The debris they ingest includes plastic bags and bits of plastic milk and drink bottles, plastic buckets and containers. High density polyethylene is the most commonly ingested polymer.
The findings, based on data collected in 37 worldwide studies from 1985 to 2012, were analyzed by researchers at the University of Queens¬land in Brisbane and in a paper published in the journal Conservation Biology.
Study leader and doctoral candidate Qamar Schuyler said the number of green turtles ingesting debris jumped from 30 percent in 1985 to 50 percent in 2012.
The cause of death was unclear in most cases, but plastic products eaten by turtles and other marine life can be lethal.

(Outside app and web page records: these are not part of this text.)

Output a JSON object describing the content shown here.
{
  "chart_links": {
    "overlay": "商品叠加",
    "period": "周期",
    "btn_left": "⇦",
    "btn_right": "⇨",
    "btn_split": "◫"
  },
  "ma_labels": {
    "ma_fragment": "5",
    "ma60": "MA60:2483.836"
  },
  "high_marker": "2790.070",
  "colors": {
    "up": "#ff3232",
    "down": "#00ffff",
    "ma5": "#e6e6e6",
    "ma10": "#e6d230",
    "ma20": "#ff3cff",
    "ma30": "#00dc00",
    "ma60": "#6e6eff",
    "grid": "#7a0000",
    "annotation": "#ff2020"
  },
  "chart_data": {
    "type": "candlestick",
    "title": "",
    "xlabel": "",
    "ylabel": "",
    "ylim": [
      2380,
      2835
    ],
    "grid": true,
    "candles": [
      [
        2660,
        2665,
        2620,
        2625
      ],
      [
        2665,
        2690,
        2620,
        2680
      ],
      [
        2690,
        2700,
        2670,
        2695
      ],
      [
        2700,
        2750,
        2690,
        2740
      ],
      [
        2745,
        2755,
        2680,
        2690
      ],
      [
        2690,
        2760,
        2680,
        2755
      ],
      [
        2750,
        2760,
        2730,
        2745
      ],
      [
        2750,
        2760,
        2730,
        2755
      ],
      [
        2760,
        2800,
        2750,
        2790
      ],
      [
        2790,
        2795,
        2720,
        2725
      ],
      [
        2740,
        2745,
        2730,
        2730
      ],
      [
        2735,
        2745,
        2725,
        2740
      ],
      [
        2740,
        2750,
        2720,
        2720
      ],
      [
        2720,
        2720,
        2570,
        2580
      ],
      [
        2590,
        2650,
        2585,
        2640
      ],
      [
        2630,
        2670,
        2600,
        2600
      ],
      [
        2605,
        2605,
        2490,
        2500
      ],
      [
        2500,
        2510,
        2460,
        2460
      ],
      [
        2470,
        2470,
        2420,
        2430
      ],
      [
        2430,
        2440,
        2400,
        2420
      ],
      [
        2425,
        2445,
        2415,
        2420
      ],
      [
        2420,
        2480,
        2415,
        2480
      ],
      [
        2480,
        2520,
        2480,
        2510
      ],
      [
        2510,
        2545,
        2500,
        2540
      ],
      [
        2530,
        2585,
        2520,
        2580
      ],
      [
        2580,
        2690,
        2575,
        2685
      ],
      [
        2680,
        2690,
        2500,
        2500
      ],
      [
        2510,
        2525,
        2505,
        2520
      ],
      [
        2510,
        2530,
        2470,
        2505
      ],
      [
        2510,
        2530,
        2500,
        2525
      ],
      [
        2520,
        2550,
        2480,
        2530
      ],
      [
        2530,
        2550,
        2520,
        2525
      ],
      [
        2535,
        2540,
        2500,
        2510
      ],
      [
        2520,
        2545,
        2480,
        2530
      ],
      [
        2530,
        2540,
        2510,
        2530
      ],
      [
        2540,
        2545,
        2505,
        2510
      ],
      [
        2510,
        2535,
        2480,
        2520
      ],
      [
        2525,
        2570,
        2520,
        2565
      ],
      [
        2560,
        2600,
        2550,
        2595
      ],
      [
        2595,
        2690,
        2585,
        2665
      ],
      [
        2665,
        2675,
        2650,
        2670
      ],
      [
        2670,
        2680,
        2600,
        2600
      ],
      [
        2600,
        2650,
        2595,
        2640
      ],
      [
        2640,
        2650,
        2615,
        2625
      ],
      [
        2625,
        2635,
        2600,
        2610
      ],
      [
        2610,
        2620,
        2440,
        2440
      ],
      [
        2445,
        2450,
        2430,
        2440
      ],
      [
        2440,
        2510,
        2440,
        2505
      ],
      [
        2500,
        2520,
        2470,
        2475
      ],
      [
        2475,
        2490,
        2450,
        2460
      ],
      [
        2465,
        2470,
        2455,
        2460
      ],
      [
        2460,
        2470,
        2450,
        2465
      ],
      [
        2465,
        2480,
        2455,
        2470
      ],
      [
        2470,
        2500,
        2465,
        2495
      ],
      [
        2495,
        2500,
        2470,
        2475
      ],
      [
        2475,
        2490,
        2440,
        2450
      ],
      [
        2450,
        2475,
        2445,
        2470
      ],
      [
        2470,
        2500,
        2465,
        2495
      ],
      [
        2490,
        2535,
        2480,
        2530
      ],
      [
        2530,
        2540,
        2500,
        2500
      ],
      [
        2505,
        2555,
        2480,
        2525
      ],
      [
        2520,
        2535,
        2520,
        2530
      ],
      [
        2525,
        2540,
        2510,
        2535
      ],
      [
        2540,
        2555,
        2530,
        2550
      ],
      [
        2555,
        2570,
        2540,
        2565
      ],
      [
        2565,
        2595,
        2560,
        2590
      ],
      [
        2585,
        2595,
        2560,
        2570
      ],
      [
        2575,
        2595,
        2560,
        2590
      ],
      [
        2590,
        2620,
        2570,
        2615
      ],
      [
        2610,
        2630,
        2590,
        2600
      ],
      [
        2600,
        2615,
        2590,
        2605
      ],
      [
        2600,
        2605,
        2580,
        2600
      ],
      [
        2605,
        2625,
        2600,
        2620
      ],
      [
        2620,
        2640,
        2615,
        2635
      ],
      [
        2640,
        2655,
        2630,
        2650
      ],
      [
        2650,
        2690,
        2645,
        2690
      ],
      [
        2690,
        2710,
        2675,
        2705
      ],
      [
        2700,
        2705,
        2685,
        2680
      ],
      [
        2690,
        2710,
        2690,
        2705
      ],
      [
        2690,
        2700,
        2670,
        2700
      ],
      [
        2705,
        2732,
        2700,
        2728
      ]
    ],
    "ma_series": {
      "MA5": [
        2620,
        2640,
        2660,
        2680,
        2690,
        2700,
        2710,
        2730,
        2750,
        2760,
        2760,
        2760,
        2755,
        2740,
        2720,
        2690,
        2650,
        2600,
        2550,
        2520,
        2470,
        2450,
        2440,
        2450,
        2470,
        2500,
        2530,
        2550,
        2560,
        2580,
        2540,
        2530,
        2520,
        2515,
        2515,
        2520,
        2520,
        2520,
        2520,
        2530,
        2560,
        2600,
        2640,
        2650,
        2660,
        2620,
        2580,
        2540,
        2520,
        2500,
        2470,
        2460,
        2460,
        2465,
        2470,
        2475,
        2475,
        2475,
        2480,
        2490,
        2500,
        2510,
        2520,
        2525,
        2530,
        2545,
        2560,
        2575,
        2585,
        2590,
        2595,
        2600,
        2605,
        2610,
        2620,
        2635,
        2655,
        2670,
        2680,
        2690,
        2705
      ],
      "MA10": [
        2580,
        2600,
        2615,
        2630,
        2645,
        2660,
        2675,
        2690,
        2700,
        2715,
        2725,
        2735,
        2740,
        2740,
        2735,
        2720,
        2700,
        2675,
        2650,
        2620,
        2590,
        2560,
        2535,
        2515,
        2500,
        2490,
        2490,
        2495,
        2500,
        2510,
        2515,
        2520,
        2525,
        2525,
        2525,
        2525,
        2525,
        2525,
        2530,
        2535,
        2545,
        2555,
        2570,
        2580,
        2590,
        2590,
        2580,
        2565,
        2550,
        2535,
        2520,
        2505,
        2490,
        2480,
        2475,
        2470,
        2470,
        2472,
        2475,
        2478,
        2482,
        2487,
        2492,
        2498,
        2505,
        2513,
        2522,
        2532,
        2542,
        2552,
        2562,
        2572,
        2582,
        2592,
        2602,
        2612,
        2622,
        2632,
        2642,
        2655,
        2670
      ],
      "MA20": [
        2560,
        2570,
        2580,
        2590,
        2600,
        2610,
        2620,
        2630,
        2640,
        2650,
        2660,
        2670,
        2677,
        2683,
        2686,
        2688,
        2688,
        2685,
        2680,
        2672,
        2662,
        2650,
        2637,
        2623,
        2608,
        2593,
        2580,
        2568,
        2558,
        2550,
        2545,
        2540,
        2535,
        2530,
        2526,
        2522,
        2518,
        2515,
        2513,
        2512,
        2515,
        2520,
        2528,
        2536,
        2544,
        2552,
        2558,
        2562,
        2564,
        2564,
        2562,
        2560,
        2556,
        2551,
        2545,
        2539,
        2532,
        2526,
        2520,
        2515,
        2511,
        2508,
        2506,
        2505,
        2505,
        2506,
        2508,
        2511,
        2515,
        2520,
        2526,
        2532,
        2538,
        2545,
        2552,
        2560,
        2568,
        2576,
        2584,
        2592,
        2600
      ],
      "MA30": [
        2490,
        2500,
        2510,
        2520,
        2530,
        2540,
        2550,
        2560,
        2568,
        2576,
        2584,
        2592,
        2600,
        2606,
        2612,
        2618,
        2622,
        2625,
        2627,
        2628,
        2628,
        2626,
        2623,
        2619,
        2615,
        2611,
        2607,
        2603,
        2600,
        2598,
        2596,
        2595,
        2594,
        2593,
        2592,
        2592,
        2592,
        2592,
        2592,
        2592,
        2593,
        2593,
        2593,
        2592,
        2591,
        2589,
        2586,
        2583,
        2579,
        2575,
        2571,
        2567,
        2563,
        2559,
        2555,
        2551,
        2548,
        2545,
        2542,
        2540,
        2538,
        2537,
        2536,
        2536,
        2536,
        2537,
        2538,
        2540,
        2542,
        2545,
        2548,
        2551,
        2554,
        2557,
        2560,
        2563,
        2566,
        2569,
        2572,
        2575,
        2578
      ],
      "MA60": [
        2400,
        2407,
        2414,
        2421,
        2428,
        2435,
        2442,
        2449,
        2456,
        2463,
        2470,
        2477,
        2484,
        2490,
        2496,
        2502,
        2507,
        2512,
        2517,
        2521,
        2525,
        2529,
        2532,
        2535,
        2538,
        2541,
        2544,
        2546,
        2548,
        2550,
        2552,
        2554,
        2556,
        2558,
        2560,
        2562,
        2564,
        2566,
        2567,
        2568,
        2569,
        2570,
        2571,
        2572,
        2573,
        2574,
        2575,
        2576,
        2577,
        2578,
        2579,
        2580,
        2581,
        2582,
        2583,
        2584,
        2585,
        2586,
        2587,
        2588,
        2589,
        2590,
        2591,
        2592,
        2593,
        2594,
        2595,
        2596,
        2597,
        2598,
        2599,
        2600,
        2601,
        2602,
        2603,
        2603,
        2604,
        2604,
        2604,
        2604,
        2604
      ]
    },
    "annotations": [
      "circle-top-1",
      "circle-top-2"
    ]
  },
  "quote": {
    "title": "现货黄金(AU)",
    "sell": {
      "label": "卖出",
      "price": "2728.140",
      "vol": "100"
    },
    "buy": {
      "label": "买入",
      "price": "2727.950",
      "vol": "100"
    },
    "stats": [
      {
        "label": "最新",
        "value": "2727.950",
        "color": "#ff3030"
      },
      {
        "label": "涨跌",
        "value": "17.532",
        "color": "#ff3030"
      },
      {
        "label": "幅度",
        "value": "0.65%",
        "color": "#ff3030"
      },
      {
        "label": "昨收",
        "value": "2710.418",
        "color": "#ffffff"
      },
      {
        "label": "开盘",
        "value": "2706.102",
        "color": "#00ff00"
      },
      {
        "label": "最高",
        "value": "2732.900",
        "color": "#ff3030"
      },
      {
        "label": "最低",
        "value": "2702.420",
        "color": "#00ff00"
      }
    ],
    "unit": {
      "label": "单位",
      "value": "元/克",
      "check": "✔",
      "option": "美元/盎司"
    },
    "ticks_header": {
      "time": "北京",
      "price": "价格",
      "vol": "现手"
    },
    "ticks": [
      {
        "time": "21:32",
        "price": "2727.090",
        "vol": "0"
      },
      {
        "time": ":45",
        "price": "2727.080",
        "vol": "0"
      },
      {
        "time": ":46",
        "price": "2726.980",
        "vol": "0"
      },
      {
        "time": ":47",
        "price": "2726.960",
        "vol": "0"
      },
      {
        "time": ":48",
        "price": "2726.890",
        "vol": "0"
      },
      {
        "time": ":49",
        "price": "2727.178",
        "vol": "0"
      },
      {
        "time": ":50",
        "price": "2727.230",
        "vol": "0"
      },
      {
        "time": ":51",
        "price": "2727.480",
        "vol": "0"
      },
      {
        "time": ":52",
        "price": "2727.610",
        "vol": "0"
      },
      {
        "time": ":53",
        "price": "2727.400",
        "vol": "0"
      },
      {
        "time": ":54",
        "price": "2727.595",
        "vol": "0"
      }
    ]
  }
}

Schuyler said she suspects some died from plastic blocking their stomachs and starving them or puncturing their intestinal systems.
The ingested plastics can also release toxins into the turtles, which can grow to 5 feet long and live for 80 years.
Other turtles, such as more common leatherbacks, have also been found to have ingested plastic material.
Schuyler, originally from Seattle and studying in Australia since 2006, said the turtles' ages and size are also factors.
"Younger oceangoing turtles tend to eat smaller pieces of hard plastic which are near the surface of the water. Older turtles ate softer, translucent plastic, which look like jellyfish, from near the bottom [and closer to shore]," she said.
Research revealed the health of the water is not necessarily relevant. Turtles found near densely populated New York City showed little or no evidence of debris ingestion, while some found in pristine waters off Brisbane had swallowed debris.
"It was very difficult to trace where the plastic came from … and it had been sitting in the gut of the turtle for who knows how long," she said.
The study did not present solutions to the problem, although the researchers said they hope to raise awareness.
Schuyler said the benefits of plastic — such as being lightweight, cheap and easy to produce — are obvious, but she urged manufacturers to look at alternative technology.
There have been advances in environmentally friendly plastics, but products such as biodegradable plastic bags are not always the answer. Schuyler said such bags often end up in fragments and are eaten by older turtles.
And, researchers have found that marine life as small as plankton has ingested bits of broken-down plastic bags.
"It's not the [manufacturers'] fault the plastic ends up in the ocean. But we believe they have to utilize new technology — such as mushroom spores to create packaging material — to help the environment.
"Everybody needs to help ... we really need to look at a large-scale movement to stop debris entering the oceans."'
Schuyler said the problem with plastic in the water affects the entire marine food chain.